  • Incorporating green infrastructure, such as rain gardens and eco roofs, into developments

Jim points to the success of initiatives such as the Irvine to Girvan Nectar Network.

He said: “The Scottish Wildlife Trust runs it, working in partnership with North and South Ayrshire Councils. They’re creating a string of habitats for pollinators. So, it’s a suite of sites right through that area, which link from meadow to meadow.”

Partnership working will be crucial to the success of the Pollinator Strategy. Councils have a huge part to play due to their large landholdings and the seriousness with which they take their biodiversity duty.

Community groups will also be vital, not just through replanting programmes but also in raising awareness and encouraging other efforts. A good example is Keep Scotland Beautiful’s work with NatureScot and their Pollinator Friendly Award, which encourages community action.

Increasing our pollinators helps all of nature

Wildflowers on the roadside.
Northern marsh orchid growing on a roadside verge.

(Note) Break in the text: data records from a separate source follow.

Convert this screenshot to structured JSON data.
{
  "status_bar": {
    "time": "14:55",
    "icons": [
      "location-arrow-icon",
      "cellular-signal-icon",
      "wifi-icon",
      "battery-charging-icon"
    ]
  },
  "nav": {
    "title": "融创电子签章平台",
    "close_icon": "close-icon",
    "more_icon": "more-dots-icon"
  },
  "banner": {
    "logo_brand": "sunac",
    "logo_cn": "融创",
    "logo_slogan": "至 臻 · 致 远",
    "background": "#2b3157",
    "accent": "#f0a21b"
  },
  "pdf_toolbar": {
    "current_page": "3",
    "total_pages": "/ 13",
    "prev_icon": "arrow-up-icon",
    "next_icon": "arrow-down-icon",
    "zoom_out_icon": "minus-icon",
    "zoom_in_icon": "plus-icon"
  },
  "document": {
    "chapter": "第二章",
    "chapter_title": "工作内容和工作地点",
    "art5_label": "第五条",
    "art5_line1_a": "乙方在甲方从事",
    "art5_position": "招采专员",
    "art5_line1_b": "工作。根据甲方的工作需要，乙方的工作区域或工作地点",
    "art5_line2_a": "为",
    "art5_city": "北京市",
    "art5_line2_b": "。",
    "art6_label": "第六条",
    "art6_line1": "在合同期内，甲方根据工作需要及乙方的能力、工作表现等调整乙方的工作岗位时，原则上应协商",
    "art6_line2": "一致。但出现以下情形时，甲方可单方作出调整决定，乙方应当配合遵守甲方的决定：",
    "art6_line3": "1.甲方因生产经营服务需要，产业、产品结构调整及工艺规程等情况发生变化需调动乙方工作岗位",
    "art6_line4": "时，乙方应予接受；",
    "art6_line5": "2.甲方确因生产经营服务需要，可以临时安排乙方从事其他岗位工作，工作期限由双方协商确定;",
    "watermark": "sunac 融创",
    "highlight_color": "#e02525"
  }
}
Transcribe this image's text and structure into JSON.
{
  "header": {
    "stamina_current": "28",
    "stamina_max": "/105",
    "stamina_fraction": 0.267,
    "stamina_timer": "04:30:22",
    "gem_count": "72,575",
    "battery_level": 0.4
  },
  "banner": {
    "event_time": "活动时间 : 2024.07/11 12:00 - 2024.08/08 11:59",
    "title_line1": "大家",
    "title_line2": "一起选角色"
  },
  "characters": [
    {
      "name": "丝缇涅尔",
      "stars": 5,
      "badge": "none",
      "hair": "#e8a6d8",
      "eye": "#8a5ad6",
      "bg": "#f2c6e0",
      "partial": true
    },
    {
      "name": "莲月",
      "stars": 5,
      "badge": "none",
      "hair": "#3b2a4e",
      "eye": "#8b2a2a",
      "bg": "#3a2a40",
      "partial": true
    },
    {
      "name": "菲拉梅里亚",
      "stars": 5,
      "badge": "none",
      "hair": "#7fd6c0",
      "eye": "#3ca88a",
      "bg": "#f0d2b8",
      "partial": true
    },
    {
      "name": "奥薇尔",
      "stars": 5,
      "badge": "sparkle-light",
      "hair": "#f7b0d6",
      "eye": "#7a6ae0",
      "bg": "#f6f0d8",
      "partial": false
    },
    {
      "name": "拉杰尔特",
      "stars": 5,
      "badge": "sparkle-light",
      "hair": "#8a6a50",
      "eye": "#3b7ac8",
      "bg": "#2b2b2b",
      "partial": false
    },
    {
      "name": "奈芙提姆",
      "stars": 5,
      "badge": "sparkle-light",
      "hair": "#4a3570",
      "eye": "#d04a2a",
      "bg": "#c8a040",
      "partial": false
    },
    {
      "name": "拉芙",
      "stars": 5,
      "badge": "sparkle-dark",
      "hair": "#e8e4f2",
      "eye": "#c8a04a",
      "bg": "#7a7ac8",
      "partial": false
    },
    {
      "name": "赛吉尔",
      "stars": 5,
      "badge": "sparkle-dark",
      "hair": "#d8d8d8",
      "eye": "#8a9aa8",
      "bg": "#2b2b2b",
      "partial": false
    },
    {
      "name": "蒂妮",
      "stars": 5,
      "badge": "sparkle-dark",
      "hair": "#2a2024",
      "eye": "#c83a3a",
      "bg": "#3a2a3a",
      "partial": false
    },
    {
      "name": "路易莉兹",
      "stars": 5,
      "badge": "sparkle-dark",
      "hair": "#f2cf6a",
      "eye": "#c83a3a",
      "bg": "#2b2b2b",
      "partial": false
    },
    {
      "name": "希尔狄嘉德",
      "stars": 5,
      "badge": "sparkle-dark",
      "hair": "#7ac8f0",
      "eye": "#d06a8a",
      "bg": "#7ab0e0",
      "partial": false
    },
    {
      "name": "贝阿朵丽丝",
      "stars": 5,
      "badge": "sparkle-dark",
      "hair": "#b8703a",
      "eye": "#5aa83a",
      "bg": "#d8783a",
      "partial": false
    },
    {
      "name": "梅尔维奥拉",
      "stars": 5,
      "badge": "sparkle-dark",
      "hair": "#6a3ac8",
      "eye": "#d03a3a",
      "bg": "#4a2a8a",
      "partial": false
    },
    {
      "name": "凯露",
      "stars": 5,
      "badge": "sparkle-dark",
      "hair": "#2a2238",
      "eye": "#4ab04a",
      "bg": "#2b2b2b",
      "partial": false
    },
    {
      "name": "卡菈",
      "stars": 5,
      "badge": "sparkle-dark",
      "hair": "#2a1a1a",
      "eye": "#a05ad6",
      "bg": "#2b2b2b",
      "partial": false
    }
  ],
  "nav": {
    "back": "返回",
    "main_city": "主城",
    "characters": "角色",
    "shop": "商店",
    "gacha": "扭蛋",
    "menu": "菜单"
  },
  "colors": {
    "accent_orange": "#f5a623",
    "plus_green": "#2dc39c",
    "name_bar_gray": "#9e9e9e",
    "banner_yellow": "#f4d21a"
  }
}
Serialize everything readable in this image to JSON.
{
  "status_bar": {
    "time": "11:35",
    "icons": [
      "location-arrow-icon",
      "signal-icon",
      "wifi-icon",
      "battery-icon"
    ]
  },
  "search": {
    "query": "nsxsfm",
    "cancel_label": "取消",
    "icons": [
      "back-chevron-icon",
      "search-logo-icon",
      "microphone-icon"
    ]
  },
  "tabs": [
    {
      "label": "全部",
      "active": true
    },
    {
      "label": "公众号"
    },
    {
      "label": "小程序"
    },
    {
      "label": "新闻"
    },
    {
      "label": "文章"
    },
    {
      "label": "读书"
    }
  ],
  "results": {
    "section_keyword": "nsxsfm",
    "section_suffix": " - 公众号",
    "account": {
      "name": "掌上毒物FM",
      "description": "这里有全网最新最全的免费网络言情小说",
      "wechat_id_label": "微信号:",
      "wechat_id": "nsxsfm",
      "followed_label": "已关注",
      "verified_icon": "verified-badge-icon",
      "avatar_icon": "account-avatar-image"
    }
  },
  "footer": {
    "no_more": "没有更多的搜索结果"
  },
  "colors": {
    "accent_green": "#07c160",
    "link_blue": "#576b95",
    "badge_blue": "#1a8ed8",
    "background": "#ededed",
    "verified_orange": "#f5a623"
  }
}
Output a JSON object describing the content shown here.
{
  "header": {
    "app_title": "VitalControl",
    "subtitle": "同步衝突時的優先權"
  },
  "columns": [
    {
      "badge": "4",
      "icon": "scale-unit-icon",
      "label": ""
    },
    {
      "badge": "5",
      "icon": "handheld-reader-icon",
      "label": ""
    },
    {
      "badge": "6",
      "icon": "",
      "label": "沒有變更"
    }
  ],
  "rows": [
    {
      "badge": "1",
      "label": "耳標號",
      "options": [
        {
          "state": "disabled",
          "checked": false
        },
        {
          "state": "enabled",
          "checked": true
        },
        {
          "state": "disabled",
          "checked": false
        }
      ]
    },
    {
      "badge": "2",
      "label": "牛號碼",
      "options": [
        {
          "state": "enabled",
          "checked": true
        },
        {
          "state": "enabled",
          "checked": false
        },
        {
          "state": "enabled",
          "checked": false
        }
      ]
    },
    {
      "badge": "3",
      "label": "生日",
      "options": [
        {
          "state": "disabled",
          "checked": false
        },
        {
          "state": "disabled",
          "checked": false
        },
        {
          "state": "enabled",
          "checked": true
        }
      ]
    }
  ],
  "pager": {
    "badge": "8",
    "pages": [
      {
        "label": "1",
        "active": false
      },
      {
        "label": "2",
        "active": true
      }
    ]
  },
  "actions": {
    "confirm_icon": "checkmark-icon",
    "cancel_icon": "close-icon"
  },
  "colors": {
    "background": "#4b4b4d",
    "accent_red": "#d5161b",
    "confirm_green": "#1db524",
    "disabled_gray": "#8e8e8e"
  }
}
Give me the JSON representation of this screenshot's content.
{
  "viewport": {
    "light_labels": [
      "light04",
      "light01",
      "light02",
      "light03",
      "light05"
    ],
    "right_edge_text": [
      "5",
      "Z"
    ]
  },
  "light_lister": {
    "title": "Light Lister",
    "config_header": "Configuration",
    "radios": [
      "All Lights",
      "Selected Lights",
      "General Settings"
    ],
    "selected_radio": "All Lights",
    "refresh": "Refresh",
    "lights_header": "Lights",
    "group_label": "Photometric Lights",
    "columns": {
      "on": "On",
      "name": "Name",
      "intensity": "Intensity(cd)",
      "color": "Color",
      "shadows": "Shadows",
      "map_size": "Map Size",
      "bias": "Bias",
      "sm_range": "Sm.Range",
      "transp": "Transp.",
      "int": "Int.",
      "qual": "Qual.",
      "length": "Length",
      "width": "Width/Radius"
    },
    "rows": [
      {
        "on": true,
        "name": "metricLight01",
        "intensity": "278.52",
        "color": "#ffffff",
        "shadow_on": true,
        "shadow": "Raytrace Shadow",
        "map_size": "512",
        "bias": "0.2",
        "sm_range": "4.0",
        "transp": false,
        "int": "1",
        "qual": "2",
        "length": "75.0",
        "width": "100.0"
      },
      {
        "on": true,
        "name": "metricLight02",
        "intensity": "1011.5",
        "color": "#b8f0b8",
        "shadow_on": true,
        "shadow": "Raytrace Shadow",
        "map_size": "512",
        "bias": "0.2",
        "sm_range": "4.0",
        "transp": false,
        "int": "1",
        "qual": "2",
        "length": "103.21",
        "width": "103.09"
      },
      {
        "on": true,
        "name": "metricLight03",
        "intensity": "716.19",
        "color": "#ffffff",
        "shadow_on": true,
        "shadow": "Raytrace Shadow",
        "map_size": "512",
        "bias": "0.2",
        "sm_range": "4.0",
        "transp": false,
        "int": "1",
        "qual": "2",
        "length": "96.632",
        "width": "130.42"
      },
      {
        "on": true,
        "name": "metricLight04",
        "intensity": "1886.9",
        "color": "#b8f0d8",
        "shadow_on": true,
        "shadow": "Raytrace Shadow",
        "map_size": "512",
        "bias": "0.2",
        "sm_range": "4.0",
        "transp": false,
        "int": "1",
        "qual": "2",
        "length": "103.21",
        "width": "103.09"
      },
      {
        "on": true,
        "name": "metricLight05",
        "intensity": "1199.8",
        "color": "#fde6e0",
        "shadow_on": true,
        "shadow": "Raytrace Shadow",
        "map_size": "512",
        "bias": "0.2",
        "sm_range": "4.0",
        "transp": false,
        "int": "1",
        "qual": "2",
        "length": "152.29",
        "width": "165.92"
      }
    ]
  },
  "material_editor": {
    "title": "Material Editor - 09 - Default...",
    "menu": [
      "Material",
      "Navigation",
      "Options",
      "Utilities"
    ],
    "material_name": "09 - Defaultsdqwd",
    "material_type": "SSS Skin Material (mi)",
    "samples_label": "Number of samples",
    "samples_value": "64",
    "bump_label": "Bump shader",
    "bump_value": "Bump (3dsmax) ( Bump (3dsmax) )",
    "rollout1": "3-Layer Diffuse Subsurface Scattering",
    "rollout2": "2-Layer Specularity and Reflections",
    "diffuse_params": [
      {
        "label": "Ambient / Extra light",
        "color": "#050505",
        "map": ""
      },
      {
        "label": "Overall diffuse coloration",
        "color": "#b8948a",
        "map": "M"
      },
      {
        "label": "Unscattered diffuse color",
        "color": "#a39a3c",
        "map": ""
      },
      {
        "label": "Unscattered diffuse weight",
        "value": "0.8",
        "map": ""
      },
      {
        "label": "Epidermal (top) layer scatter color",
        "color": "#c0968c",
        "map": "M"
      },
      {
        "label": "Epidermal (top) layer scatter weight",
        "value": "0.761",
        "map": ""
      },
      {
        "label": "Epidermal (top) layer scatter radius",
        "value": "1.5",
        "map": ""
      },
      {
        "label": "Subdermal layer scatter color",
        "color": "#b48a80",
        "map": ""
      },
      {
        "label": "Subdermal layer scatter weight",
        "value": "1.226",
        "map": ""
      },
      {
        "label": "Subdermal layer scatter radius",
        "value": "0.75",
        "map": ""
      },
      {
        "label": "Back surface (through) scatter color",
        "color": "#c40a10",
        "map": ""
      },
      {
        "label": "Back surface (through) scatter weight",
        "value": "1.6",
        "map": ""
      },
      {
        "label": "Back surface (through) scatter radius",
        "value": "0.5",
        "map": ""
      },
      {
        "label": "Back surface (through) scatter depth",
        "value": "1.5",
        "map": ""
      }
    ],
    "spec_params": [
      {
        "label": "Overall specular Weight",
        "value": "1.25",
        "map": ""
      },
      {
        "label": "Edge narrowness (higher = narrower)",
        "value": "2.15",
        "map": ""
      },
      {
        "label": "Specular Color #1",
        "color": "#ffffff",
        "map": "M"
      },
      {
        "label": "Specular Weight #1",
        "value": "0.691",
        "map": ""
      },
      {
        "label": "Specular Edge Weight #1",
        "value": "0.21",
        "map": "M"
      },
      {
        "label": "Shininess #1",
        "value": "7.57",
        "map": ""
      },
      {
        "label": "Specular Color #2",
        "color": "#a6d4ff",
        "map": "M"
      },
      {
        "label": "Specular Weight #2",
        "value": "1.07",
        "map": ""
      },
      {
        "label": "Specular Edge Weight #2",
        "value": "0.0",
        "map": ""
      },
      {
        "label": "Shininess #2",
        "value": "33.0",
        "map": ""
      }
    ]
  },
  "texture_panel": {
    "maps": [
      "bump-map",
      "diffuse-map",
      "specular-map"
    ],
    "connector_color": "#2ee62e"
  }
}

Image: ©Lorne Gill/NatureScot

Potentially the strategy will bring huge benefits, not just to pollinators but to the wider ecosystem.

Jim added: “What we do to help pollinators aids a lot of other species as well. Take something simple like planting a hedgerow to feed pollinators in spring. It will also provide nesting sites for birds during spring and early summer and when it comes into fruit in autumn it will provide food for birds and small mammals.”

In the coming years, it will be vital to increase connectivity through support for green corridors and nature networks. Pollinator-friendly practices will have to be incorporated into the way public land is managed, with measures such as more relaxed mowing, wildflower meadow creation and an emphasis on planting flowering trees and shrubs.

But it is highly achievable and with teamwork the results will be there for all to see.

Jim concluded: “We can help our pollinators. Together we can make a real difference.”

Find out more about the Pollinator Strategy for Scotland and efforts to help wildlife across Scotland go to the NatureScot website.